NVIDIA Quadro FX 3700 (First Look Review)31 May, 2008 By: Ron LaFon
This professional-level graphics card has accelerated drivers for AutoCAD and 3ds Max.
Late last year, NVIDIA refreshed its line of professional-level Quadro graphics cards, introducing several new cards intended for the professional market. One of the new introductions was the Quadro FX 3700, which boasts 512 MB of onboard GDDR3 RAM and a bandwidth of 51.2 GB/second. It supports ultrahigh-resolution panels at resolutions as high as 2,560 x 1,600, and it is PCIe2 compliant. Internal 400 MHz DACs can drive two analog displays at resolutions as high as 2,048 x 1,536 at 85 Hz.
One of NVIDIA's high-end graphics cards, the Quadro FX 3700 has a maximum power consumption of 78 W. It has two dual-link DVI-I connectors, as well as a three-pin mini-DIN stereo connector. The FX 3700 supports OpenGL v.2.1, Shader Model 4, and DirectX 10 and incorporates SLI frame-rendering support. With the ability to process 250 million triangles per second and 28.0 billion texels per second, the Quadro FX 3700 offers an aggregate bandwidth of 16 GB/second bidirectional (8 GB/second in each direction). The Quadro FX 3700 requires an open PCI Express or PCI Express 2.0 x16 slot and uses one supplemental power feed.
I tested the Quadro FX 3700 in a Velocity Micro ProMagix W260 High Performance Workstation PC that was based on an EVGA 780i motherboard with an Intel Core 2 Quad Q9450 2.66 GHz processor that had been overclocked to 3.6 GHz. The Windows XP Professional-based system included 4 GB of Corsair XMS2 DDR2-800 RAM and featured a front-side bus speed of 1,333 MHz. The tests were completed with NVIDIA drivers v.220.127.116.1161 dated January 15, 2008.
I ran the current test suite, which includes the Cadalyst C2008 benchmark (www.cadalyst.com/c2008) running under AutoCAD 2008 with Service Pack 1, the MAXBench4 benchmark running in Autodesk 3ds Max 2008 with current updates, and the full SPECviewperf 10 benchmark suite (www.spec.org). NVIDIA offers accelerated PowerDraft drivers for AutoCAD and MAXtreme drivers for 3ds Max, but I didn't use either during testing and evaluation.
Tests for AutoCAD 2008 and 3ds Max 2008 were conducted with the native OpenGL and Direct3D drivers.
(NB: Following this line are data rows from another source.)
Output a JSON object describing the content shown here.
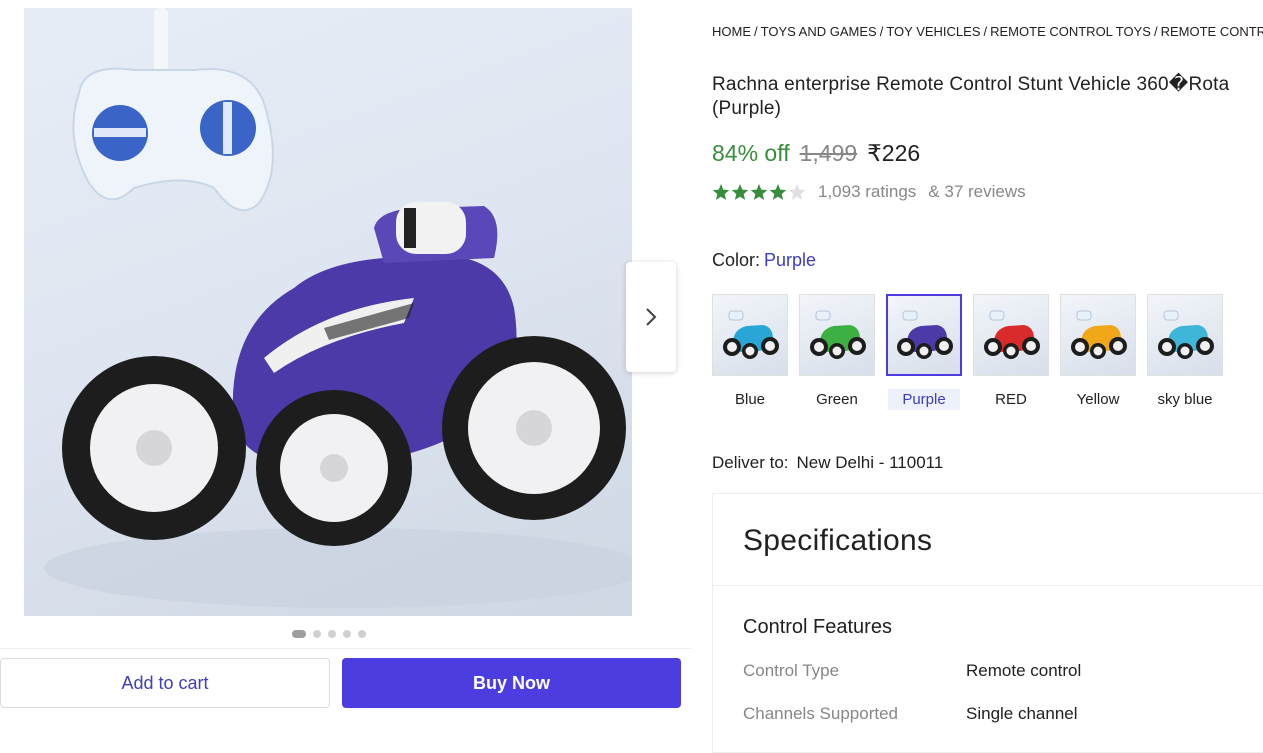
{
  "breadcrumb": [
    "HOME",
    "TOYS AND GAMES",
    "TOY VEHICLES",
    "REMOTE CONTROL TOYS",
    "REMOTE CONTROL"
  ],
  "product": {
    "title_line1": "Rachna enterprise Remote Control Stunt Vehicle 360�Rota",
    "title_line2": "(Purple)",
    "discount": "84% off",
    "mrp": "1,499",
    "price": "₹226",
    "rating_stars": 4,
    "ratings_text": "1,093 ratings",
    "reviews_text": "& 37 reviews"
  },
  "color": {
    "label": "Color:",
    "selected": "Purple",
    "options": [
      {
        "name": "Blue",
        "hex": "#2aa6d6"
      },
      {
        "name": "Green",
        "hex": "#3cb043"
      },
      {
        "name": "Purple",
        "hex": "#4b3aa8"
      },
      {
        "name": "RED",
        "hex": "#d92b2b"
      },
      {
        "name": "Yellow",
        "hex": "#f0a818"
      },
      {
        "name": "sky blue",
        "hex": "#3fb6d8"
      }
    ]
  },
  "delivery": {
    "label": "Deliver to:",
    "location": "New Delhi - 110011"
  },
  "specifications": {
    "title": "Specifications",
    "group": "Control Features",
    "rows": [
      {
        "key": "Control Type",
        "value": "Remote control"
      },
      {
        "key": "Channels Supported",
        "value": "Single channel"
      }
    ]
  },
  "actions": {
    "add_to_cart": "Add to cart",
    "buy_now": "Buy Now"
  },
  "gallery": {
    "image_count": 5,
    "active_index": 0,
    "next_icon": "chevron-right-icon"
  },
  "colors": {
    "accent": "#4b3de0",
    "discount": "#388e3c",
    "star": "#388e3c",
    "muted": "#878787"
  }
}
For the Cadalyst C2008 bench-mark with AutoCAD 2008 using the OpenGL drivers, I obtained a C2008 total index score of 290; with the native D3D drivers, the generated C2008 total index score was 391. With two concurrent C2008 sessions running, the combined C2008 scores were 796 using the D3D drivers.
With MAXBench4 running under Autodesk 3ds Max 2008, the native OpenGL drivers produced an averaged high/low score of 99.20, and this score increased to 243.05 with the native D3D drivers.
With this system and the Quadro FX 3700, the full SPECviewperf test yielded the following scores: 52.84 for 3ds max-04, 66.49 for catia-02, 57.12 for ensight-03, 248.68 for maya-02, 64.12 for proe-04, 122.26 for sw-01, 33.63 for tcvis-01, and 36.57 for ugnx-01.
The NVIDIA Quadro FX 3700 is a high-end PCIe 16x graphics card that features 512 MB of onboard RAM and is PCIe 2.0 compliant.
All told, these performance numbers are quite good for the Quadro FX 3700, and I anticipate that we'll see even higher numbers with this graphics card as speedy new workstations appear.
The NVIDIA Quadro FX 3700 is currently available with a manufacturer's suggested retail price of $1,599, but a quick Google search yields street prices for the graphics card in the $825–$899 range. As with other professional-level Quadro graphics cards, the FX 3700 is fully supported by NVIDIA, offers accelerated drivers for AutoCAD and Autodesk 3ds Max, and is certified for a wide range of design, digital-content creation, and visualization applications. Highly Recommended.